Should we be surprised, then, that now with Google standing atop the virtual world it has opted to reverse course of the very practices and principles which once propelled it to its currently lofty position?  I should hope that, by now, you will agree with me that there is nothing surprising about it.

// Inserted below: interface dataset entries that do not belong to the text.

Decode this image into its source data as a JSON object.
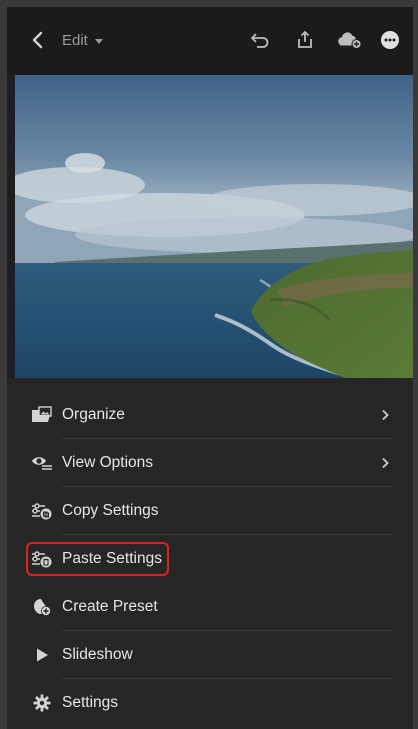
{
  "header": {
    "back_icon": "chevron-left-icon",
    "mode_label": "Edit",
    "mode_caret_icon": "caret-down-icon",
    "actions": [
      {
        "name": "undo-icon"
      },
      {
        "name": "share-icon"
      },
      {
        "name": "cloud-add-icon"
      },
      {
        "name": "more-icon"
      }
    ]
  },
  "menu": {
    "items": [
      {
        "label": "Organize",
        "icon": "folder-image-icon",
        "has_submenu": true
      },
      {
        "label": "View Options",
        "icon": "view-options-icon",
        "has_submenu": true
      },
      {
        "label": "Copy Settings",
        "icon": "copy-settings-icon",
        "has_submenu": false
      },
      {
        "label": "Paste Settings",
        "icon": "paste-settings-icon",
        "has_submenu": false,
        "highlighted": true
      },
      {
        "label": "Create Preset",
        "icon": "create-preset-icon",
        "has_submenu": false
      },
      {
        "label": "Slideshow",
        "icon": "play-icon",
        "has_submenu": false
      },
      {
        "label": "Settings",
        "icon": "gear-icon",
        "has_submenu": false
      }
    ]
  },
  "colors": {
    "highlight": "#e0201f",
    "menu_bg": "#262626",
    "topbar_bg": "#1b1b1b"
  }
}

Which is where competition (or a perceived lack thereof) enters into this particular conversation.  If Google had a handful of competitors making legitimate threats against its ability to earn a profit on a day-in, day-out basis, Google would be far less likely to be as belligerent as it was in this particular situation (or in a thousand similar ones which have transpired in the last decade or so).  But Google, perhaps correctly, has determined that no such threats currently exist.  So why self-moderate?  They’re already successful to a degree enjoyed only by a handful of organization throughout human history, and it doesn’t seem like anyone’s going to be able to keep them honest in the marketplace, so why self-moderate?  If, say, 40% of Google’s employees think and feel like the now-ousted employee whose memo set this whole affair in motion, and if there were a handful of competitors to Google operating down the street from Google’s HQ, would Google be so brazen as to fire someone for speaking The Wrong Words?

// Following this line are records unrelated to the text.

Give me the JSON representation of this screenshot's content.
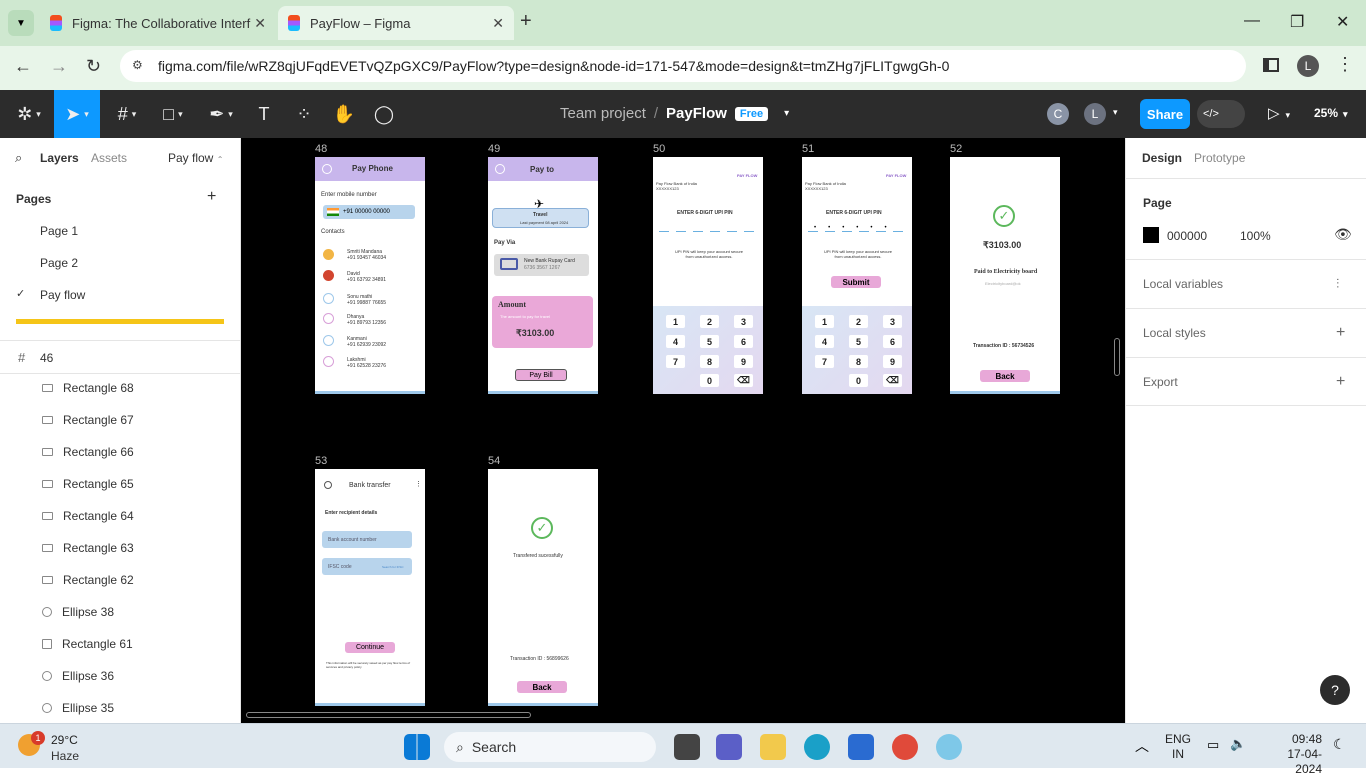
{
  "browser": {
    "tabs": [
      {
        "title": "Figma: The Collaborative Interf"
      },
      {
        "title": "PayFlow – Figma"
      }
    ],
    "url": "figma.com/file/wRZ8qjUFqdEVETvQZpGXC9/PayFlow?type=design&node-id=171-547&mode=design&t=tmZHg7jFLITgwgGh-0",
    "profile_initial": "L"
  },
  "figma": {
    "project": "Team project",
    "file": "PayFlow",
    "plan_badge": "Free",
    "avatars": [
      "C",
      "L"
    ],
    "share_label": "Share",
    "zoom": "25%"
  },
  "left_panel": {
    "tab_layers": "Layers",
    "tab_assets": "Assets",
    "page_select": "Pay flow",
    "pages_title": "Pages",
    "pages": [
      "Page 1",
      "Page 2",
      "Pay flow"
    ],
    "frame_name": "46",
    "layers": [
      "Rectangle 68",
      "Rectangle 67",
      "Rectangle 66",
      "Rectangle 65",
      "Rectangle 64",
      "Rectangle 63",
      "Rectangle 62",
      "Ellipse 38",
      "Rectangle 61",
      "Ellipse 36",
      "Ellipse 35"
    ]
  },
  "frames": {
    "labels": [
      "48",
      "49",
      "50",
      "51",
      "52",
      "53",
      "54"
    ],
    "f48": {
      "title": "Pay Phone",
      "enter": "Enter mobile number",
      "phone": "+91 00000 00000",
      "contacts_title": "Contacts",
      "contacts": [
        {
          "name": "Smriti Mandana",
          "num": "+91 93457 46034"
        },
        {
          "name": "David",
          "num": "+91 63792 34891"
        },
        {
          "name": "Sonu mathi",
          "num": "+91 99887 76655"
        },
        {
          "name": "Dhanya",
          "num": "+91 89793 12356"
        },
        {
          "name": "Kanmani",
          "num": "+91 62939 23092"
        },
        {
          "name": "Lakshmi",
          "num": "+91 62528 23276"
        }
      ]
    },
    "f49": {
      "title": "Pay to",
      "payee": "Travel",
      "last": "Last payment 08 april 2024",
      "pay_via": "Pay Via",
      "bank": "New Bank Rupay Card",
      "card": "6736 3567 1267",
      "amount_title": "Amount",
      "amount_hint": "The amount to pay for travel",
      "amount": "₹3103.00",
      "button": "Pay Bill"
    },
    "f50": {
      "bank": "Pay Flow Bank of India",
      "acct": "XXXXXX123",
      "brand": "PAY FLOW",
      "prompt": "ENTER 6-DIGIT UPI PIN",
      "note": "UPI PIN will keep your account secure from unauthorized access."
    },
    "f51": {
      "bank": "Pay Flow Bank of India",
      "acct": "XXXXXX123",
      "brand": "PAY FLOW",
      "prompt": "ENTER 6-DIGIT UPI PIN",
      "note": "UPI PIN will keep your account secure from unauthorized access.",
      "button": "Submit"
    },
    "f52": {
      "amount": "₹3103.00",
      "paid": "Paid to Electricity board",
      "sub": "Electricityboard@ok",
      "txn": "Transaction ID : 56734526",
      "button": "Back"
    },
    "f53": {
      "title": "Bank transfer",
      "heading": "Enter recipient details",
      "field1": "Bank account number",
      "field2": "IFSC code",
      "field2_hint": "Search for IFSC",
      "button": "Continue",
      "note": "This information will be securely saved as per pay flow terms of services and privacy policy"
    },
    "f54": {
      "status": "Transfered sucessfully",
      "txn": "Transaction ID : 56899626",
      "button": "Back"
    },
    "keys": [
      "1",
      "2",
      "3",
      "4",
      "5",
      "6",
      "7",
      "8",
      "9",
      "0",
      "⌫"
    ]
  },
  "right_panel": {
    "tab_design": "Design",
    "tab_prototype": "Prototype",
    "page_title": "Page",
    "bg_hex": "000000",
    "opacity": "100%",
    "local_variables": "Local variables",
    "local_styles": "Local styles",
    "export": "Export"
  },
  "taskbar": {
    "temp": "29°C",
    "weather": "Haze",
    "badge": "1",
    "search": "Search",
    "lang1": "ENG",
    "lang2": "IN",
    "time": "09:48",
    "date": "17-04-2024"
  },
  "colors": {
    "accent_blue": "#0d99ff",
    "frame_purple": "#c8b6ec",
    "pink": "#e8a8d8",
    "figma_bar": "#2c2c2c"
  }
}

Certainly not.  Some portion of those 40% would up and leave in protest of Google’s (perceived) abuse of power, which would weaken Google while strengthening its competitors.  You can see how this works; I’m just making crystal clear how competition (or a perceived lack thereof) can negatively impact the way a marketplace, and the assembly of players within it, operates.


I hope that Google’s top-level executives take a good, hard look at this situation and others like it.  I hope that we, the people, take a good, hard look at this situation and others like it.  And I hope that, in the end, we come to a clearer understanding and appreciation for tolerance–especially when it’s tolerance of things we disagree with.


As the Dangerous One himself has said: Sunlight is the best disinfectant.  If something this former Google employee said was provably false, let the correct response to his saying it be to refute it using evidence, reason, and truth.  Shine as much light on weak ideas as possible, and their weaknesses will be made apparent to all.


When you resort to authoritarianism to deal with perceived threats to your position, you do nothing so effectively as confess the weakness of that position.  Strong ideas don’t require strong-arm tactics; they’re plenty strong unto themselves.

Published inauthoritarianismClassical LiberalismConsequencesCultureFree MarketFree SpeechInformation

One Comment

  1. Much better and with more zing to it than the previous article I read!

Let me know what you think!